TASK PROMPT: Among the entries below, find every line that has "chevron" and pull it out.

PROVIDED INFORMATION:
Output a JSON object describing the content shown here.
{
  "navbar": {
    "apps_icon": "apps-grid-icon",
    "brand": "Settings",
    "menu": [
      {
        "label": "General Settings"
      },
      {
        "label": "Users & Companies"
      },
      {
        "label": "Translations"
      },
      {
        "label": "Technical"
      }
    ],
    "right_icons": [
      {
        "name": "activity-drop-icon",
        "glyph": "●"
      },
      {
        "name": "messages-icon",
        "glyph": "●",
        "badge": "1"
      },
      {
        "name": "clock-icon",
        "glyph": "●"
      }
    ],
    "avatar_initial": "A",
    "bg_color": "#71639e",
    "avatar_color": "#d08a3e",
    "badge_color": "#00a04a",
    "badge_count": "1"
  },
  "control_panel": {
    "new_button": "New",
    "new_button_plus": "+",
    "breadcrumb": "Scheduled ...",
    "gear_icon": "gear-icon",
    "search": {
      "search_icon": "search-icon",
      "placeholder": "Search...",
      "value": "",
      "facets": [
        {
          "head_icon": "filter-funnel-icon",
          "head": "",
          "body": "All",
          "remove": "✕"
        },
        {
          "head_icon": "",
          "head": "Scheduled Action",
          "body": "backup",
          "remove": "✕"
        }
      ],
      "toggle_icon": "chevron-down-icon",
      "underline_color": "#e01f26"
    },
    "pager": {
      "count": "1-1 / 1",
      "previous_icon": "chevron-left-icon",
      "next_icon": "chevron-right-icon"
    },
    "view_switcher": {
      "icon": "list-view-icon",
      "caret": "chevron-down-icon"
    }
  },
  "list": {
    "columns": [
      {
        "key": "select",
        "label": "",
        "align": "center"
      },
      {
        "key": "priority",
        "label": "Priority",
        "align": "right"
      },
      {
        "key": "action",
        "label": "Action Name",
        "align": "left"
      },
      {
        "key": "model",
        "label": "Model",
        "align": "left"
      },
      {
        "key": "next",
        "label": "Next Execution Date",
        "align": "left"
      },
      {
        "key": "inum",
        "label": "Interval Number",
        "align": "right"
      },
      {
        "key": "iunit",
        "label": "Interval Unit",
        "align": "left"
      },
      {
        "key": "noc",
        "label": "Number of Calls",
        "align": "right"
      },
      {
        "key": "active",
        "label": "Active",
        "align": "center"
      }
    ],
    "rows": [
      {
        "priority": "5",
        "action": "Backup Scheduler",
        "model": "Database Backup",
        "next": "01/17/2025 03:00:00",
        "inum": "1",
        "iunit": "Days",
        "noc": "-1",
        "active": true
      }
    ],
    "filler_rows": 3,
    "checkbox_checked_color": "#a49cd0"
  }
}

EXERCISE RESULT:
      "toggle_icon": "chevron-down-icon",
      "previous_icon": "chevron-left-icon",
      "next_icon": "chevron-right-icon"
      "caret": "chevron-down-icon"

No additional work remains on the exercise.